Element data from apps and pages:
┄┄┄┄┄┄
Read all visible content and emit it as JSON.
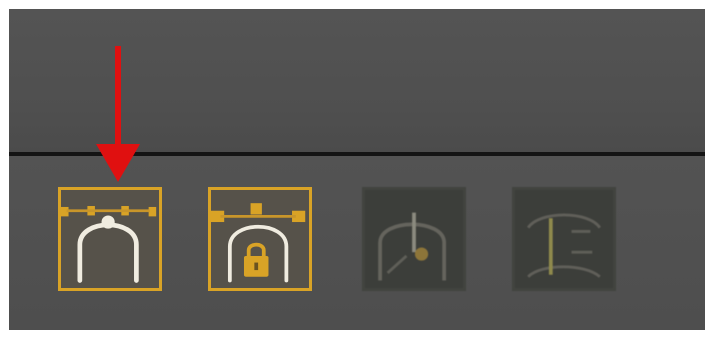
{
  "toolbar": {
    "buttons": [
      {
        "icon": "bezier-curve-edit-icon",
        "state": "active"
      },
      {
        "icon": "bezier-curve-lock-icon",
        "state": "active"
      },
      {
        "icon": "pivot-adjust-icon",
        "state": "inactive"
      },
      {
        "icon": "vertical-align-icon",
        "state": "inactive"
      }
    ]
  },
  "colors": {
    "panel_background": "#505050",
    "divider": "#141414",
    "active_accent": "#d9a326",
    "annotation_arrow": "#e01010",
    "icon_stroke": "#f0ece0"
  },
  "annotation": {
    "type": "arrow-down",
    "target": "bezier-curve-edit-icon"
  }
}
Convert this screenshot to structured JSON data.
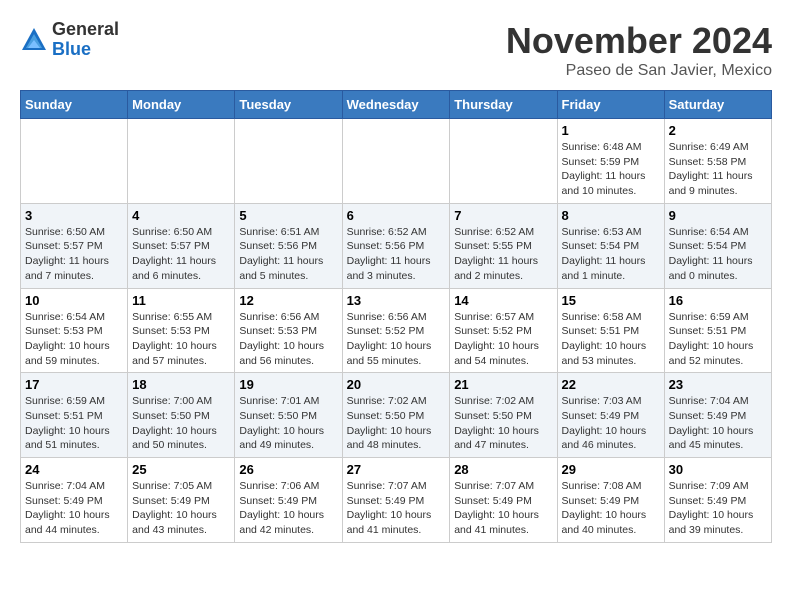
{
  "header": {
    "logo_general": "General",
    "logo_blue": "Blue",
    "month_title": "November 2024",
    "location": "Paseo de San Javier, Mexico"
  },
  "days_of_week": [
    "Sunday",
    "Monday",
    "Tuesday",
    "Wednesday",
    "Thursday",
    "Friday",
    "Saturday"
  ],
  "weeks": [
    [
      {
        "day": "",
        "info": ""
      },
      {
        "day": "",
        "info": ""
      },
      {
        "day": "",
        "info": ""
      },
      {
        "day": "",
        "info": ""
      },
      {
        "day": "",
        "info": ""
      },
      {
        "day": "1",
        "info": "Sunrise: 6:48 AM\nSunset: 5:59 PM\nDaylight: 11 hours and 10 minutes."
      },
      {
        "day": "2",
        "info": "Sunrise: 6:49 AM\nSunset: 5:58 PM\nDaylight: 11 hours and 9 minutes."
      }
    ],
    [
      {
        "day": "3",
        "info": "Sunrise: 6:50 AM\nSunset: 5:57 PM\nDaylight: 11 hours and 7 minutes."
      },
      {
        "day": "4",
        "info": "Sunrise: 6:50 AM\nSunset: 5:57 PM\nDaylight: 11 hours and 6 minutes."
      },
      {
        "day": "5",
        "info": "Sunrise: 6:51 AM\nSunset: 5:56 PM\nDaylight: 11 hours and 5 minutes."
      },
      {
        "day": "6",
        "info": "Sunrise: 6:52 AM\nSunset: 5:56 PM\nDaylight: 11 hours and 3 minutes."
      },
      {
        "day": "7",
        "info": "Sunrise: 6:52 AM\nSunset: 5:55 PM\nDaylight: 11 hours and 2 minutes."
      },
      {
        "day": "8",
        "info": "Sunrise: 6:53 AM\nSunset: 5:54 PM\nDaylight: 11 hours and 1 minute."
      },
      {
        "day": "9",
        "info": "Sunrise: 6:54 AM\nSunset: 5:54 PM\nDaylight: 11 hours and 0 minutes."
      }
    ],
    [
      {
        "day": "10",
        "info": "Sunrise: 6:54 AM\nSunset: 5:53 PM\nDaylight: 10 hours and 59 minutes."
      },
      {
        "day": "11",
        "info": "Sunrise: 6:55 AM\nSunset: 5:53 PM\nDaylight: 10 hours and 57 minutes."
      },
      {
        "day": "12",
        "info": "Sunrise: 6:56 AM\nSunset: 5:53 PM\nDaylight: 10 hours and 56 minutes."
      },
      {
        "day": "13",
        "info": "Sunrise: 6:56 AM\nSunset: 5:52 PM\nDaylight: 10 hours and 55 minutes."
      },
      {
        "day": "14",
        "info": "Sunrise: 6:57 AM\nSunset: 5:52 PM\nDaylight: 10 hours and 54 minutes."
      },
      {
        "day": "15",
        "info": "Sunrise: 6:58 AM\nSunset: 5:51 PM\nDaylight: 10 hours and 53 minutes."
      },
      {
        "day": "16",
        "info": "Sunrise: 6:59 AM\nSunset: 5:51 PM\nDaylight: 10 hours and 52 minutes."
      }
    ],
    [
      {
        "day": "17",
        "info": "Sunrise: 6:59 AM\nSunset: 5:51 PM\nDaylight: 10 hours and 51 minutes."
      },
      {
        "day": "18",
        "info": "Sunrise: 7:00 AM\nSunset: 5:50 PM\nDaylight: 10 hours and 50 minutes."
      },
      {
        "day": "19",
        "info": "Sunrise: 7:01 AM\nSunset: 5:50 PM\nDaylight: 10 hours and 49 minutes."
      },
      {
        "day": "20",
        "info": "Sunrise: 7:02 AM\nSunset: 5:50 PM\nDaylight: 10 hours and 48 minutes."
      },
      {
        "day": "21",
        "info": "Sunrise: 7:02 AM\nSunset: 5:50 PM\nDaylight: 10 hours and 47 minutes."
      },
      {
        "day": "22",
        "info": "Sunrise: 7:03 AM\nSunset: 5:49 PM\nDaylight: 10 hours and 46 minutes."
      },
      {
        "day": "23",
        "info": "Sunrise: 7:04 AM\nSunset: 5:49 PM\nDaylight: 10 hours and 45 minutes."
      }
    ],
    [
      {
        "day": "24",
        "info": "Sunrise: 7:04 AM\nSunset: 5:49 PM\nDaylight: 10 hours and 44 minutes."
      },
      {
        "day": "25",
        "info": "Sunrise: 7:05 AM\nSunset: 5:49 PM\nDaylight: 10 hours and 43 minutes."
      },
      {
        "day": "26",
        "info": "Sunrise: 7:06 AM\nSunset: 5:49 PM\nDaylight: 10 hours and 42 minutes."
      },
      {
        "day": "27",
        "info": "Sunrise: 7:07 AM\nSunset: 5:49 PM\nDaylight: 10 hours and 41 minutes."
      },
      {
        "day": "28",
        "info": "Sunrise: 7:07 AM\nSunset: 5:49 PM\nDaylight: 10 hours and 41 minutes."
      },
      {
        "day": "29",
        "info": "Sunrise: 7:08 AM\nSunset: 5:49 PM\nDaylight: 10 hours and 40 minutes."
      },
      {
        "day": "30",
        "info": "Sunrise: 7:09 AM\nSunset: 5:49 PM\nDaylight: 10 hours and 39 minutes."
      }
    ]
  ]
}
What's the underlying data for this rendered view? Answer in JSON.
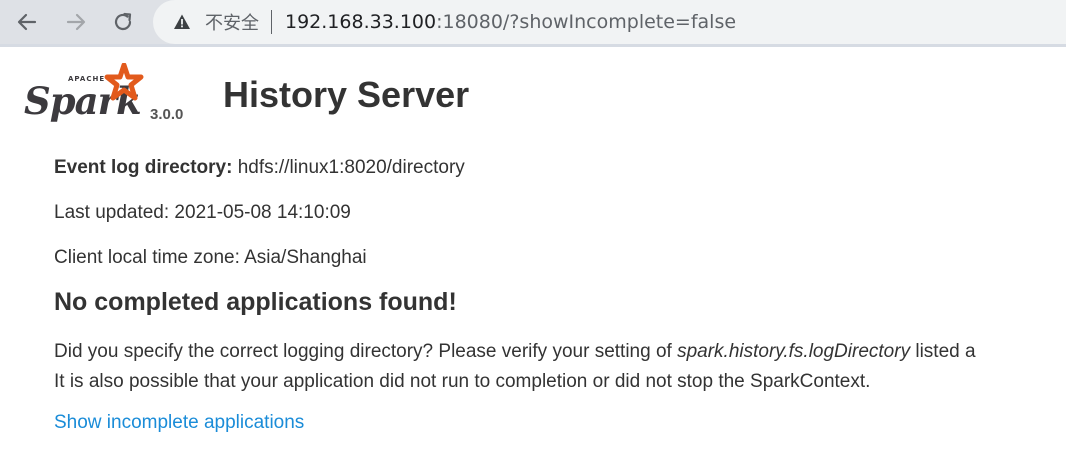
{
  "browser": {
    "security_label": "不安全",
    "url_host": "192.168.33.100",
    "url_rest": ":18080/?showIncomplete=false",
    "icons": {
      "back": "back-arrow-icon",
      "forward": "forward-arrow-icon",
      "reload": "reload-icon",
      "warning": "warning-triangle-icon"
    }
  },
  "header": {
    "logo_word": "Spark",
    "logo_apache": "APACHE",
    "version": "3.0.0",
    "title": "History Server"
  },
  "info": {
    "event_log_label": "Event log directory:",
    "event_log_value": " hdfs://linux1:8020/directory",
    "last_updated": "Last updated: 2021-05-08 14:10:09",
    "timezone": "Client local time zone: Asia/Shanghai"
  },
  "message": {
    "heading": "No completed applications found!",
    "line1_before": "Did you specify the correct logging directory? Please verify your setting of ",
    "line1_config": "spark.history.fs.logDirectory",
    "line1_after": " listed a",
    "line2": "It is also possible that your application did not run to completion or did not stop the SparkContext."
  },
  "link": {
    "show_incomplete": "Show incomplete applications"
  },
  "colors": {
    "link": "#1a8cd8",
    "spark_orange": "#e25a1c",
    "text": "#333333"
  }
}
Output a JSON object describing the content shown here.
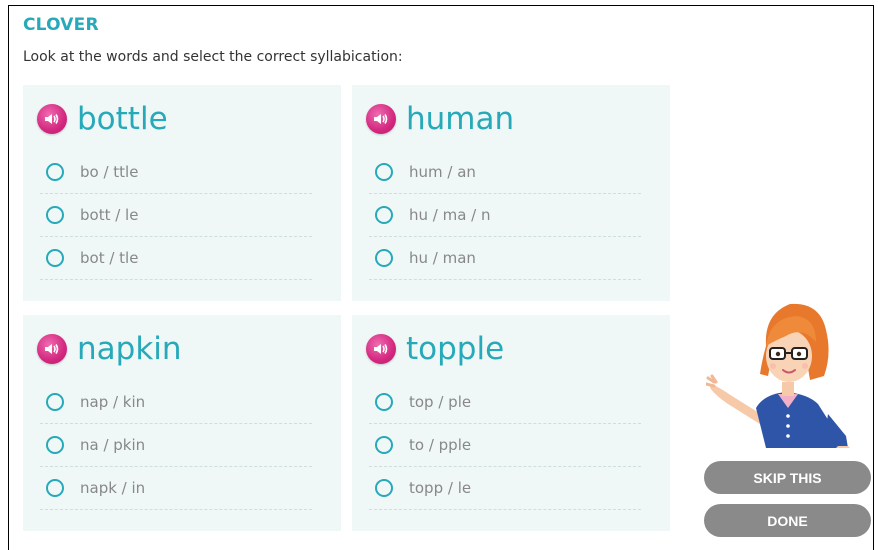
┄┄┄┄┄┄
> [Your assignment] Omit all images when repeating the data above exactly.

> [Answer]
Read all visible content and emit it as JSON.
{
  "toolbar": {
    "buttons": [
      {
        "icon": "bezier-curve-edit-icon",
        "state": "active"
      },
      {
        "icon": "bezier-curve-lock-icon",
        "state": "active"
      },
      {
        "icon": "pivot-adjust-icon",
        "state": "inactive"
      },
      {
        "icon": "vertical-align-icon",
        "state": "inactive"
      }
    ]
  },
  "colors": {
    "panel_background": "#505050",
    "divider": "#141414",
    "active_accent": "#d9a326",
    "annotation_arrow": "#e01010",
    "icon_stroke": "#f0ece0"
  },
  "annotation": {
    "type": "arrow-down",
    "target": "bezier-curve-edit-icon"
  }
}
Convert this screenshot to structured JSON data.
{
  "header": {
    "logo_general": "General",
    "logo_blue": "Blue",
    "month_title": "November 2024",
    "location": "Paseo de San Javier, Mexico"
  },
  "days_of_week": [
    "Sunday",
    "Monday",
    "Tuesday",
    "Wednesday",
    "Thursday",
    "Friday",
    "Saturday"
  ],
  "weeks": [
    [
      {
        "day": "",
        "info": ""
      },
      {
        "day": "",
        "info": ""
      },
      {
        "day": "",
        "info": ""
      },
      {
        "day": "",
        "info": ""
      },
      {
        "day": "",
        "info": ""
      },
      {
        "day": "1",
        "info": "Sunrise: 6:48 AM\nSunset: 5:59 PM\nDaylight: 11 hours and 10 minutes."
      },
      {
        "day": "2",
        "info": "Sunrise: 6:49 AM\nSunset: 5:58 PM\nDaylight: 11 hours and 9 minutes."
      }
    ],
    [
      {
        "day": "3",
        "info": "Sunrise: 6:50 AM\nSunset: 5:57 PM\nDaylight: 11 hours and 7 minutes."
      },
      {
        "day": "4",
        "info": "Sunrise: 6:50 AM\nSunset: 5:57 PM\nDaylight: 11 hours and 6 minutes."
      },
      {
        "day": "5",
        "info": "Sunrise: 6:51 AM\nSunset: 5:56 PM\nDaylight: 11 hours and 5 minutes."
      },
      {
        "day": "6",
        "info": "Sunrise: 6:52 AM\nSunset: 5:56 PM\nDaylight: 11 hours and 3 minutes."
      },
      {
        "day": "7",
        "info": "Sunrise: 6:52 AM\nSunset: 5:55 PM\nDaylight: 11 hours and 2 minutes."
      },
      {
        "day": "8",
        "info": "Sunrise: 6:53 AM\nSunset: 5:54 PM\nDaylight: 11 hours and 1 minute."
      },
      {
        "day": "9",
        "info": "Sunrise: 6:54 AM\nSunset: 5:54 PM\nDaylight: 11 hours and 0 minutes."
      }
    ],
    [
      {
        "day": "10",
        "info": "Sunrise: 6:54 AM\nSunset: 5:53 PM\nDaylight: 10 hours and 59 minutes."
      },
      {
        "day": "11",
        "info": "Sunrise: 6:55 AM\nSunset: 5:53 PM\nDaylight: 10 hours and 57 minutes."
      },
      {
        "day": "12",
        "info": "Sunrise: 6:56 AM\nSunset: 5:53 PM\nDaylight: 10 hours and 56 minutes."
      },
      {
        "day": "13",
        "info": "Sunrise: 6:56 AM\nSunset: 5:52 PM\nDaylight: 10 hours and 55 minutes."
      },
      {
        "day": "14",
        "info": "Sunrise: 6:57 AM\nSunset: 5:52 PM\nDaylight: 10 hours and 54 minutes."
      },
      {
        "day": "15",
        "info": "Sunrise: 6:58 AM\nSunset: 5:51 PM\nDaylight: 10 hours and 53 minutes."
      },
      {
        "day": "16",
        "info": "Sunrise: 6:59 AM\nSunset: 5:51 PM\nDaylight: 10 hours and 52 minutes."
      }
    ],
    [
      {
        "day": "17",
        "info": "Sunrise: 6:59 AM\nSunset: 5:51 PM\nDaylight: 10 hours and 51 minutes."
      },
      {
        "day": "18",
        "info": "Sunrise: 7:00 AM\nSunset: 5:50 PM\nDaylight: 10 hours and 50 minutes."
      },
      {
        "day": "19",
        "info": "Sunrise: 7:01 AM\nSunset: 5:50 PM\nDaylight: 10 hours and 49 minutes."
      },
      {
        "day": "20",
        "info": "Sunrise: 7:02 AM\nSunset: 5:50 PM\nDaylight: 10 hours and 48 minutes."
      },
      {
        "day": "21",
        "info": "Sunrise: 7:02 AM\nSunset: 5:50 PM\nDaylight: 10 hours and 47 minutes."
      },
      {
        "day": "22",
        "info": "Sunrise: 7:03 AM\nSunset: 5:49 PM\nDaylight: 10 hours and 46 minutes."
      },
      {
        "day": "23",
        "info": "Sunrise: 7:04 AM\nSunset: 5:49 PM\nDaylight: 10 hours and 45 minutes."
      }
    ],
    [
      {
        "day": "24",
        "info": "Sunrise: 7:04 AM\nSunset: 5:49 PM\nDaylight: 10 hours and 44 minutes."
      },
      {
        "day": "25",
        "info": "Sunrise: 7:05 AM\nSunset: 5:49 PM\nDaylight: 10 hours and 43 minutes."
      },
      {
        "day": "26",
        "info": "Sunrise: 7:06 AM\nSunset: 5:49 PM\nDaylight: 10 hours and 42 minutes."
      },
      {
        "day": "27",
        "info": "Sunrise: 7:07 AM\nSunset: 5:49 PM\nDaylight: 10 hours and 41 minutes."
      },
      {
        "day": "28",
        "info": "Sunrise: 7:07 AM\nSunset: 5:49 PM\nDaylight: 10 hours and 41 minutes."
      },
      {
        "day": "29",
        "info": "Sunrise: 7:08 AM\nSunset: 5:49 PM\nDaylight: 10 hours and 40 minutes."
      },
      {
        "day": "30",
        "info": "Sunrise: 7:09 AM\nSunset: 5:49 PM\nDaylight: 10 hours and 39 minutes."
      }
    ]
  ]
}
What's the underlying data for this rendered view? Answer in JSON.
{
  "browser": {
    "security_label": "不安全",
    "url_host": "192.168.33.100",
    "url_rest": ":18080/?showIncomplete=false",
    "icons": {
      "back": "back-arrow-icon",
      "forward": "forward-arrow-icon",
      "reload": "reload-icon",
      "warning": "warning-triangle-icon"
    }
  },
  "header": {
    "logo_word": "Spark",
    "logo_apache": "APACHE",
    "version": "3.0.0",
    "title": "History Server"
  },
  "info": {
    "event_log_label": "Event log directory:",
    "event_log_value": " hdfs://linux1:8020/directory",
    "last_updated": "Last updated: 2021-05-08 14:10:09",
    "timezone": "Client local time zone: Asia/Shanghai"
  },
  "message": {
    "heading": "No completed applications found!",
    "line1_before": "Did you specify the correct logging directory? Please verify your setting of ",
    "line1_config": "spark.history.fs.logDirectory",
    "line1_after": " listed a",
    "line2": "It is also possible that your application did not run to completion or did not stop the SparkContext."
  },
  "link": {
    "show_incomplete": "Show incomplete applications"
  },
  "colors": {
    "link": "#1a8cd8",
    "spark_orange": "#e25a1c",
    "text": "#333333"
  }
}
Output a JSON object describing the content shown here.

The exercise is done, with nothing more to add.